■ **What you need to do**:
The data must be given again exactly as written, with all images omitted.

___ Records for this exercise

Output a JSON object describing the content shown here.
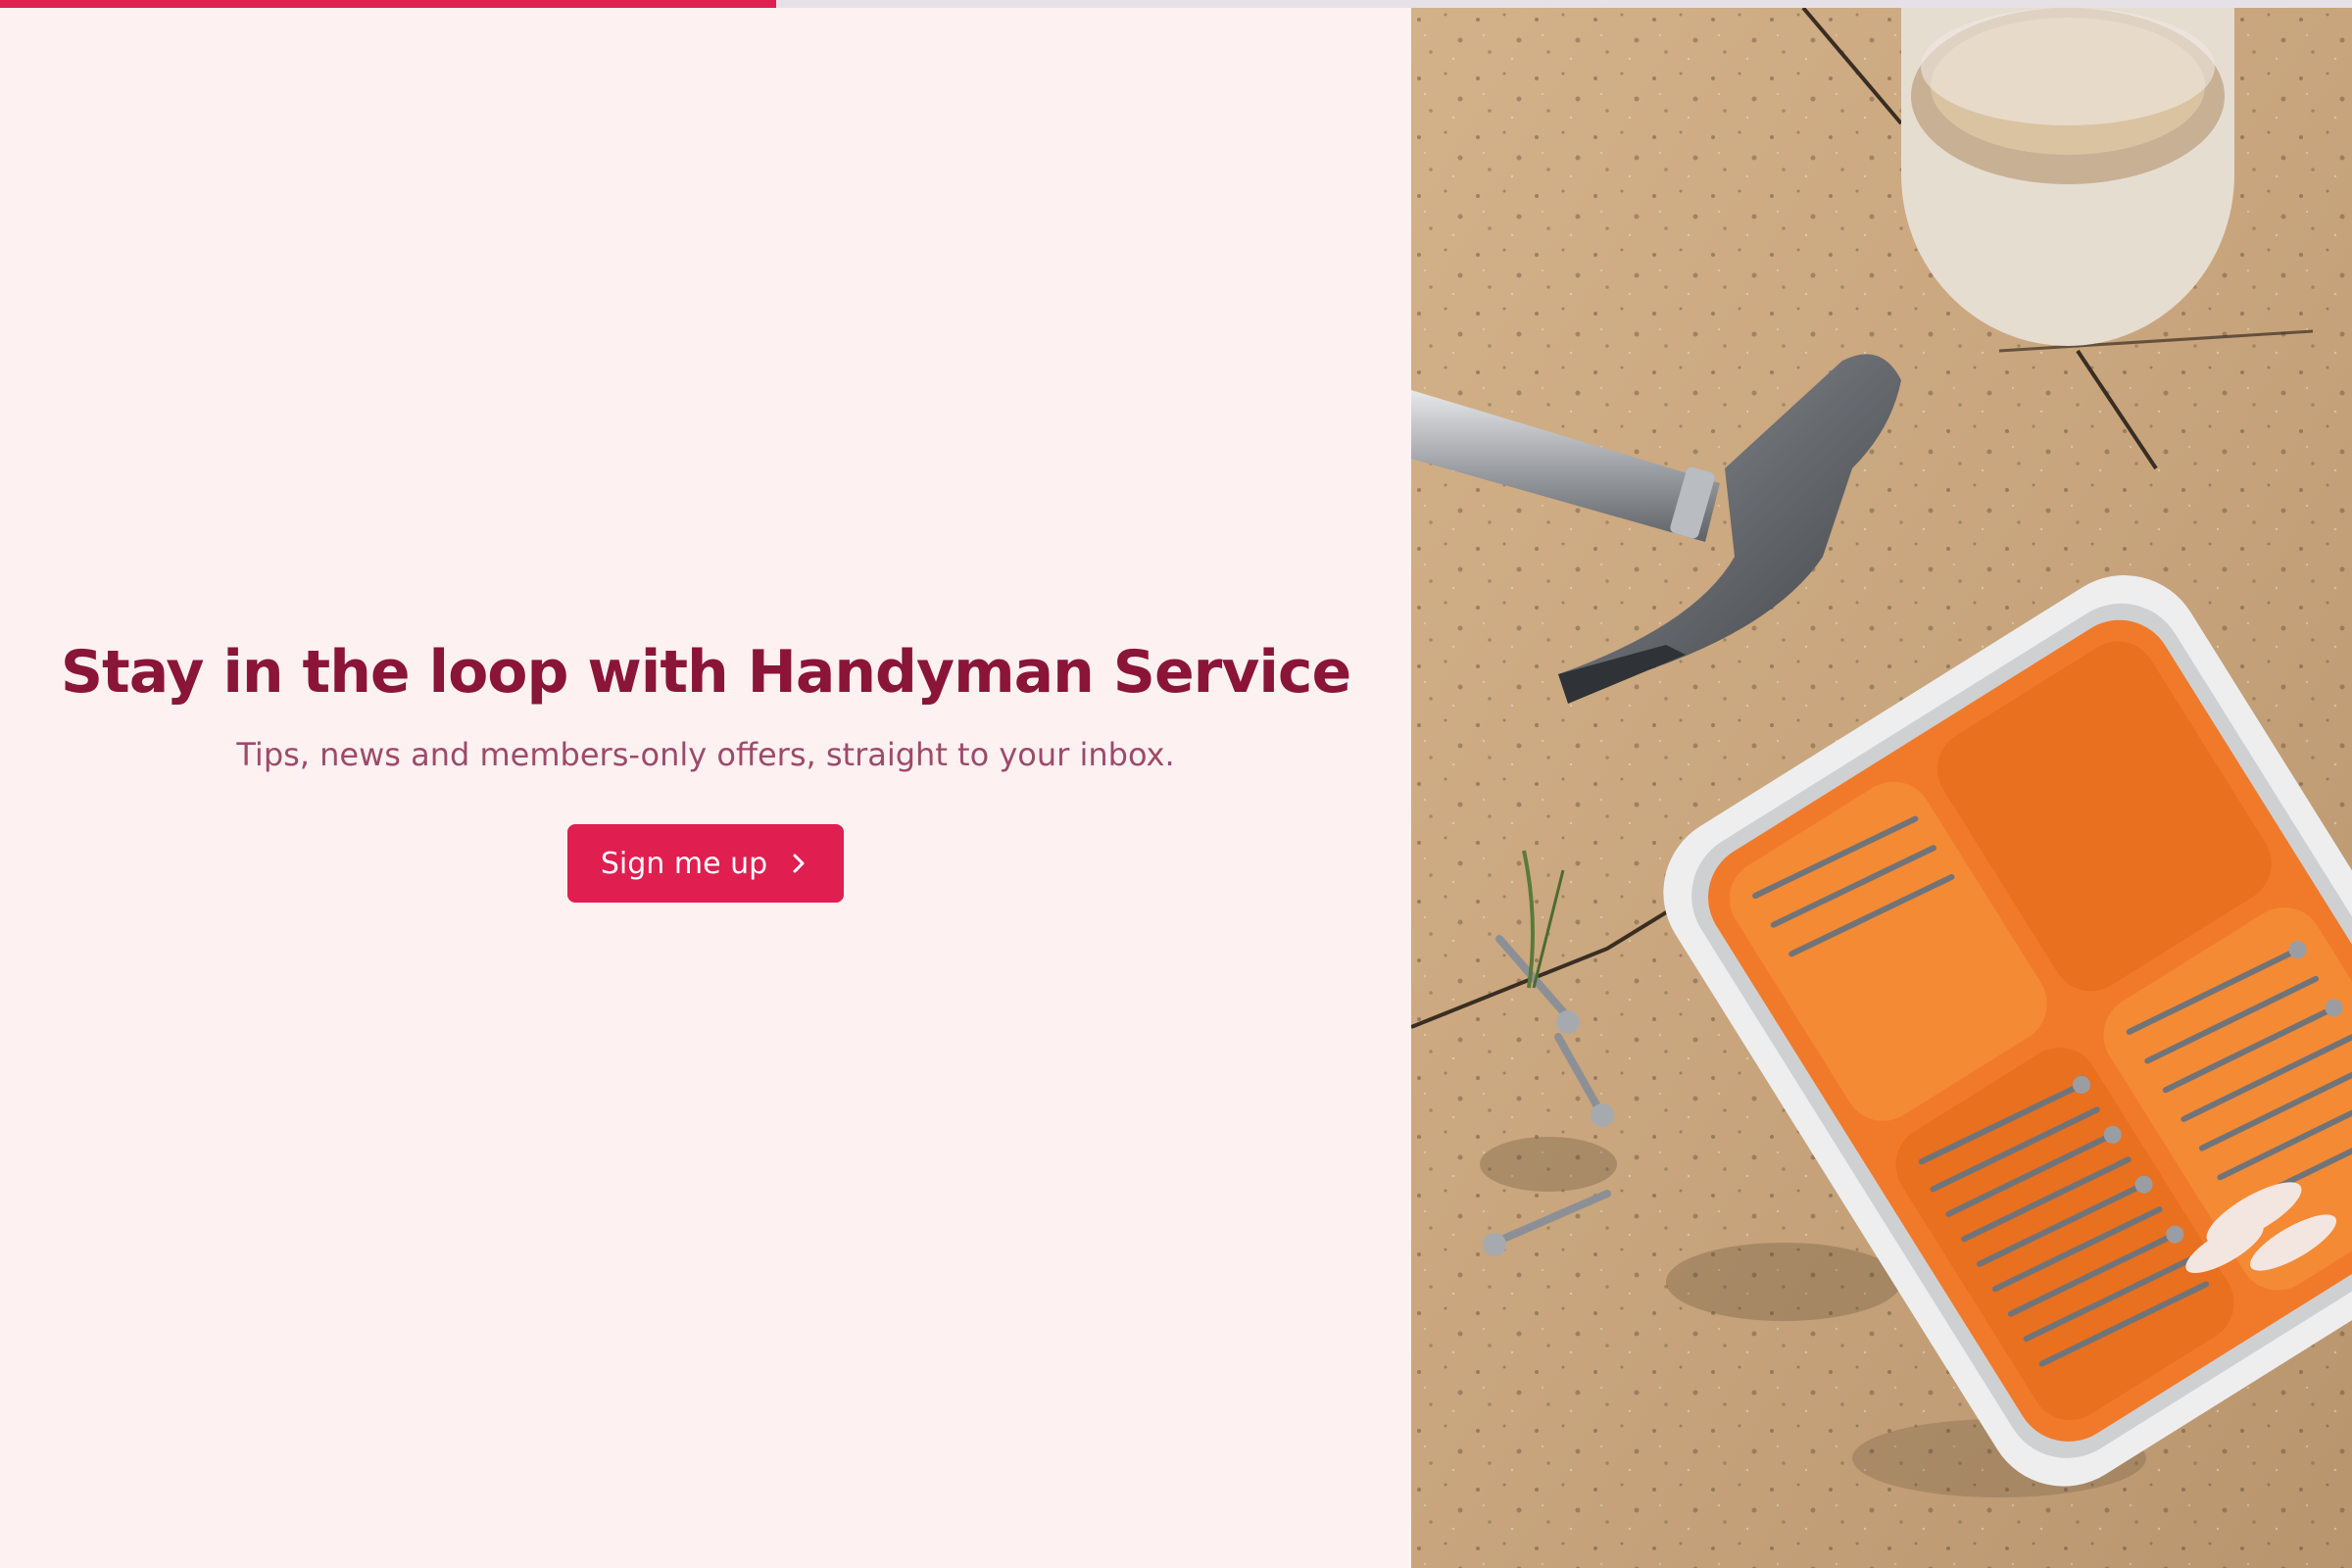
{
  "progress": {
    "value": 0.33,
    "color": "#e01e50"
  },
  "hero": {
    "title": "Stay in the loop with Handyman Service",
    "subtitle": "Tips, news and members-only offers, straight to your inbox.",
    "cta_label": "Sign me up",
    "cta_icon": "chevron-right-icon"
  },
  "colors": {
    "background": "#fdf1f2",
    "title": "#8a1538",
    "subtitle": "#9e4a6a",
    "accent": "#e01e50"
  },
  "image": {
    "subject": "hammer, tape roll and orange organizer tray of screws on stone tiles"
  }
}
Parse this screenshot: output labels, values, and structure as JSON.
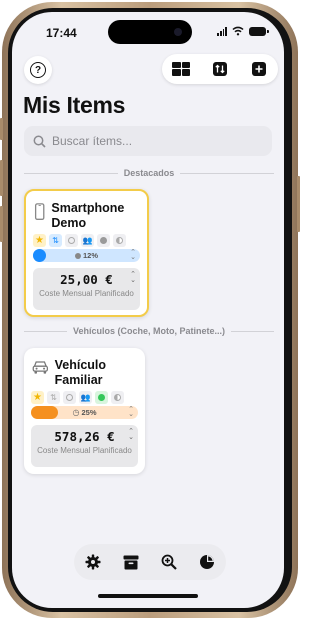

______

■ **Exercise answer**:
Output a JSON object describing the content shown here.
{
  "progress": {
    "value": 0.33,
    "color": "#e01e50"
  },
  "hero": {
    "title": "Stay in the loop with Handyman Service",
    "subtitle": "Tips, news and members-only offers, straight to your inbox.",
    "cta_label": "Sign me up",
    "cta_icon": "chevron-right-icon"
  },
  "colors": {
    "background": "#fdf1f2",
    "title": "#8a1538",
    "subtitle": "#9e4a6a",
    "accent": "#e01e50"
  },
  "image": {
    "subject": "hammer, tape roll and orange organizer tray of screws on stone tiles"
  }
}
Parse this screenshot: output labels, values, and structure as JSON.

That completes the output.